Go over the listing below line by line, and return each one holding the string "Update".

[Start of section]

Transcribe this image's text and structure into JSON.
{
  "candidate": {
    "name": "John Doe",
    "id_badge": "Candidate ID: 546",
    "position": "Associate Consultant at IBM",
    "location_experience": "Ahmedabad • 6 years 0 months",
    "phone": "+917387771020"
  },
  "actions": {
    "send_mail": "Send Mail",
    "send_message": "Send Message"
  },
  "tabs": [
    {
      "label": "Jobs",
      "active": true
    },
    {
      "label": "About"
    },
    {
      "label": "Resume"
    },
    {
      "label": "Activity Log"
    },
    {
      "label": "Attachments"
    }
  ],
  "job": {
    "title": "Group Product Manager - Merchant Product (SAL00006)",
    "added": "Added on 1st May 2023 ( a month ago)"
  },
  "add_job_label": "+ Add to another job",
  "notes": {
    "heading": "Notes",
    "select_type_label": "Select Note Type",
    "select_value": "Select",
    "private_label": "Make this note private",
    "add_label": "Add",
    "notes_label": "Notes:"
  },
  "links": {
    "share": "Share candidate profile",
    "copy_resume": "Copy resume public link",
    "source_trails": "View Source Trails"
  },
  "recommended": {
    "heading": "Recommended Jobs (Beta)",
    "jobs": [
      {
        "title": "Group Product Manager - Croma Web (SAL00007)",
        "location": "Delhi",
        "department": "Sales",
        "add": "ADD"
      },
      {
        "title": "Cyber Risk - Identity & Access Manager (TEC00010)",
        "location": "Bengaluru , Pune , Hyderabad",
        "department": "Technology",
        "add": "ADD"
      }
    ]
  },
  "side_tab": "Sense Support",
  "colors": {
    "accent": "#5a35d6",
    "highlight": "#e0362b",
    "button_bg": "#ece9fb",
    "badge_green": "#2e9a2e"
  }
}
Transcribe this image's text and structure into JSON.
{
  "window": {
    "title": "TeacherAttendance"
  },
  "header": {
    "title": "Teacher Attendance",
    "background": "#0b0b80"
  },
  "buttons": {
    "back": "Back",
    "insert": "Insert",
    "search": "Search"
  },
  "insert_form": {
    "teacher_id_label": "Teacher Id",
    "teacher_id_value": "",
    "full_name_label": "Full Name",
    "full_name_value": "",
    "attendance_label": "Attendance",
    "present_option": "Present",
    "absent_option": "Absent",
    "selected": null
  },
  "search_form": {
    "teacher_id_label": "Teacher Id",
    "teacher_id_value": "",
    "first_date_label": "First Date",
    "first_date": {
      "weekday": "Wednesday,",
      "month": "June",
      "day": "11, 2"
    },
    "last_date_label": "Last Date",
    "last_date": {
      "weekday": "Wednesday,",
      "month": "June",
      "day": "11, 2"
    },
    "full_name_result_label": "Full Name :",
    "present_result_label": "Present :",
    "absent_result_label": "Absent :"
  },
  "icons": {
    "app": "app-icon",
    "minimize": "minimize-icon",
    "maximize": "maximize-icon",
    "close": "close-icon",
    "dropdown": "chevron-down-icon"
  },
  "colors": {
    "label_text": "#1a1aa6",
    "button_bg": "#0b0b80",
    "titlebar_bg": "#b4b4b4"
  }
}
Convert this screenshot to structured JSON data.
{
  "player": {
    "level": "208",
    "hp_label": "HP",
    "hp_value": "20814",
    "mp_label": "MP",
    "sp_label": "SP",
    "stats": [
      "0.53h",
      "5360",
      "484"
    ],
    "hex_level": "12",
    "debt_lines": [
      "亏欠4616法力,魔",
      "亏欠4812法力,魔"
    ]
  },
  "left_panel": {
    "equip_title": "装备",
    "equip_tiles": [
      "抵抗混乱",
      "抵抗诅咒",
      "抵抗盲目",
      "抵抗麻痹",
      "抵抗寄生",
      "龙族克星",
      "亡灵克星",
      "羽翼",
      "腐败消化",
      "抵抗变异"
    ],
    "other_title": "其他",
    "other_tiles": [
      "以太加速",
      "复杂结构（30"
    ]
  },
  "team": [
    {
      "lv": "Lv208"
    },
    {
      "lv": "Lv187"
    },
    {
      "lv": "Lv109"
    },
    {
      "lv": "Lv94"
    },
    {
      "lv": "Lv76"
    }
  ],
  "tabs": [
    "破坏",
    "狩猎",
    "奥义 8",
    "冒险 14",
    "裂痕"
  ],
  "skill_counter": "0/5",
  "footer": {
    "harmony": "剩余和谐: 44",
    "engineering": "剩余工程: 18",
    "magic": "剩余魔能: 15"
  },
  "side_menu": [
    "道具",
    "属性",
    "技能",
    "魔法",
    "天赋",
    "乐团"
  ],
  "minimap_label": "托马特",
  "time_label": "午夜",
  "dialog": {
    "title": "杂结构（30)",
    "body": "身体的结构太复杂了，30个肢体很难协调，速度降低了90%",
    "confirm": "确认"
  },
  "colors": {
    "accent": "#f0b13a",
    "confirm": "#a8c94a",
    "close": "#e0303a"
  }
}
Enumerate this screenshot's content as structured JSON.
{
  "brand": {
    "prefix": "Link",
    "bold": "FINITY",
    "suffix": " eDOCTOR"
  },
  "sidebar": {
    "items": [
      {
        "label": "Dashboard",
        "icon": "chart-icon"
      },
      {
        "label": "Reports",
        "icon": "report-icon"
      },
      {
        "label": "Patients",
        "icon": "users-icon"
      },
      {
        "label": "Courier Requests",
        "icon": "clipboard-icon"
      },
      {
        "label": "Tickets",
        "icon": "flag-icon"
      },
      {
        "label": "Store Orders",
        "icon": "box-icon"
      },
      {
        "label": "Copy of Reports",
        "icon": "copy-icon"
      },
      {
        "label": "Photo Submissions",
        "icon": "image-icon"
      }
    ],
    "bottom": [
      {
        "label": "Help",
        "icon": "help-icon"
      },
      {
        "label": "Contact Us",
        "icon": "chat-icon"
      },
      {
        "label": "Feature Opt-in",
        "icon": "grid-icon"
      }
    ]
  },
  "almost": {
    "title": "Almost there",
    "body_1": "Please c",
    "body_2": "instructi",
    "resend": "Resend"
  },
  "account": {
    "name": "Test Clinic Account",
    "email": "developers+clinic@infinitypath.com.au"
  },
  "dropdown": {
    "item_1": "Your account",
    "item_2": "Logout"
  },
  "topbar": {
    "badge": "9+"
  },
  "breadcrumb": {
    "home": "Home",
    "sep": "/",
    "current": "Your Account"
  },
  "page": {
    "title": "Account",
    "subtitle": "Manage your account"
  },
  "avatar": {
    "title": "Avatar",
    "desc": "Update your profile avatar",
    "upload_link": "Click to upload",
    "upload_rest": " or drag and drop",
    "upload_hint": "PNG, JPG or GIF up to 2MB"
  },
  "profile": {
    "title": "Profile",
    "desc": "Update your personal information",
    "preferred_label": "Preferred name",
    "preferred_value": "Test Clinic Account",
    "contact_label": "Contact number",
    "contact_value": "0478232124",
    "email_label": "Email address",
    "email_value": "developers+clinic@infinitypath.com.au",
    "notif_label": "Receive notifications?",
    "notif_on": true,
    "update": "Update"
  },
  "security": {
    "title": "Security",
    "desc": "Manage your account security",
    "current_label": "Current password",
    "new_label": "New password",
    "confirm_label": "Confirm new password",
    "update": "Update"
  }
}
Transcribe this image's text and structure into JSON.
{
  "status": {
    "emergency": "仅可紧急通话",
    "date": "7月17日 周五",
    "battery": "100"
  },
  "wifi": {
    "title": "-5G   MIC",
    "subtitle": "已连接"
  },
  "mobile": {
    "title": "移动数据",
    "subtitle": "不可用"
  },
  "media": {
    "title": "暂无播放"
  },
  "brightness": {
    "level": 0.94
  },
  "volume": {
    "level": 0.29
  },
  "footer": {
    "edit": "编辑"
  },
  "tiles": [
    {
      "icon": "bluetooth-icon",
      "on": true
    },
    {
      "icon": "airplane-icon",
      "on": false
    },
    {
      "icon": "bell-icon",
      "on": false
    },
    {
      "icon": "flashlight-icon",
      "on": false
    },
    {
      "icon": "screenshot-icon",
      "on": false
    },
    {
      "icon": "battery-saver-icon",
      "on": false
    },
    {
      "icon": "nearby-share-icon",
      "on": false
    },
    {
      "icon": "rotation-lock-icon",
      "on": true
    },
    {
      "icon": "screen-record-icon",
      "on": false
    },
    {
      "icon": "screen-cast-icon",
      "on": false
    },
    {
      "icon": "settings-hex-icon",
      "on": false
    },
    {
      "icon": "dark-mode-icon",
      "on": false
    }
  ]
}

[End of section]

# [WRITTEN ANSWER]
    "desc": "Update your profile avatar",
    "desc": "Update your personal information",
    "update": "Update"
    "update": "Update"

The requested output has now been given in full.